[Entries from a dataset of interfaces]
_ _ _

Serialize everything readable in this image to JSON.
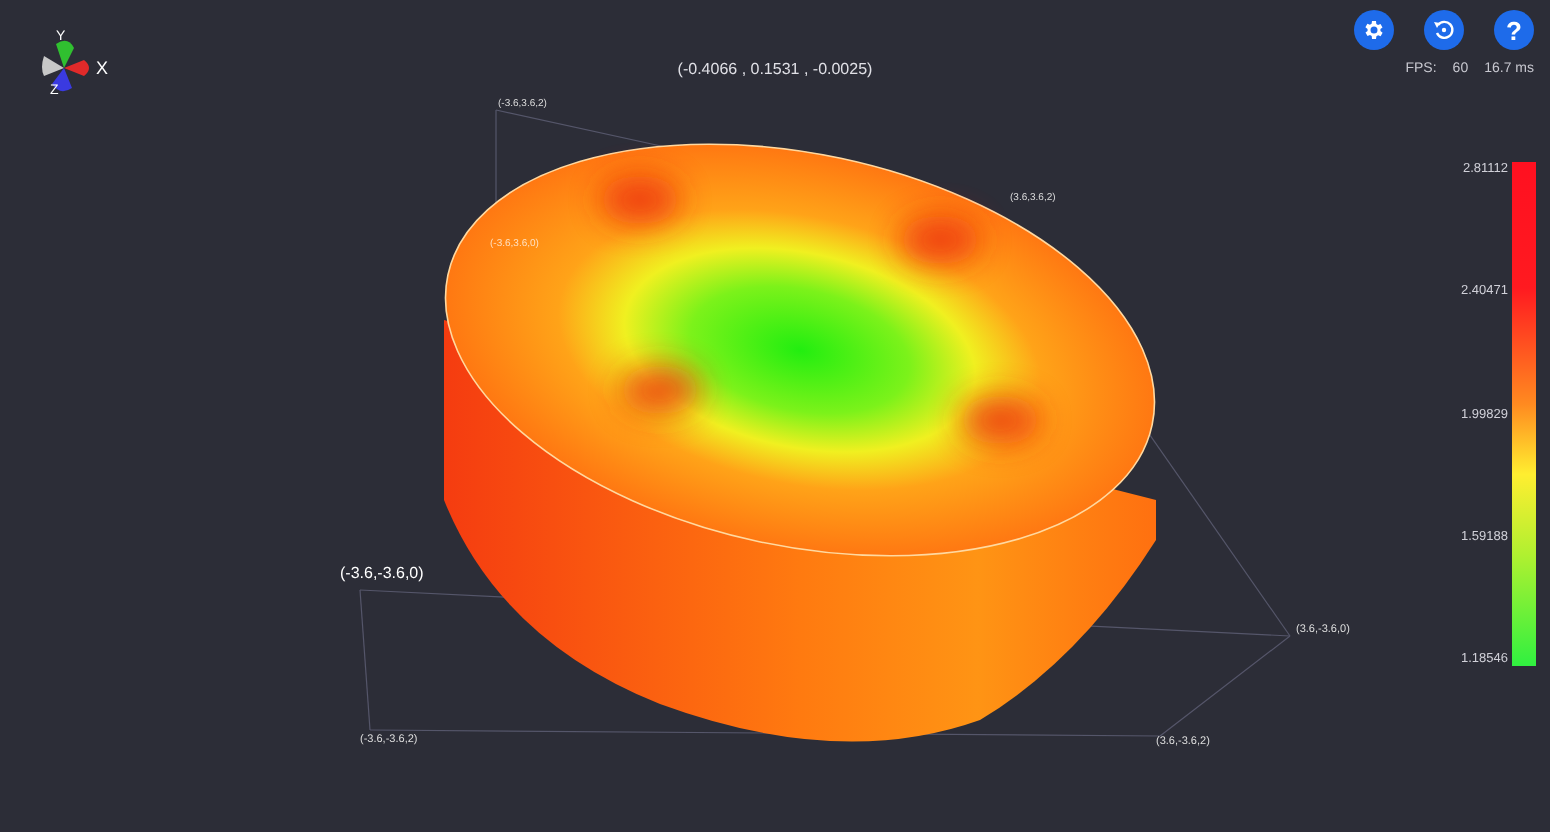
{
  "coordinates": "(-0.4066 , 0.1531 , -0.0025)",
  "gizmo_labels": [
    "X",
    "Y",
    "Z"
  ],
  "toolbar": [
    {
      "kind": "settings"
    },
    {
      "kind": "reset"
    },
    {
      "kind": "help",
      "label": "?"
    }
  ],
  "stats": {
    "fps_label": "FPS:",
    "fps": "60",
    "frame_time": "16.7 ms"
  },
  "legend": {
    "values": [
      "2.81112",
      "2.40471",
      "1.99829",
      "1.59188",
      "1.18546"
    ]
  },
  "corner_labels": [
    "(-3.6,3.6,2)",
    "(3.6,3.6,2)",
    "(-3.6,3.6,0)",
    "(-3.6,-3.6,0)",
    "(3.6,-3.6,0)",
    "(-3.6,-3.6,2)",
    "(3.6,-3.6,2)"
  ]
}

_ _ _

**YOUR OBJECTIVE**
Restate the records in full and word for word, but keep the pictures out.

**RESULT OF THE TASK**
Serialize everything readable in this image to JSON.
{
  "coordinates": "(-0.4066 , 0.1531 , -0.0025)",
  "gizmo_labels": [
    "X",
    "Y",
    "Z"
  ],
  "toolbar": [
    {
      "kind": "settings"
    },
    {
      "kind": "reset"
    },
    {
      "kind": "help",
      "label": "?"
    }
  ],
  "stats": {
    "fps_label": "FPS:",
    "fps": "60",
    "frame_time": "16.7 ms"
  },
  "legend": {
    "values": [
      "2.81112",
      "2.40471",
      "1.99829",
      "1.59188",
      "1.18546"
    ]
  },
  "corner_labels": [
    "(-3.6,3.6,2)",
    "(3.6,3.6,2)",
    "(-3.6,3.6,0)",
    "(-3.6,-3.6,0)",
    "(3.6,-3.6,0)",
    "(-3.6,-3.6,2)",
    "(3.6,-3.6,2)"
  ]
}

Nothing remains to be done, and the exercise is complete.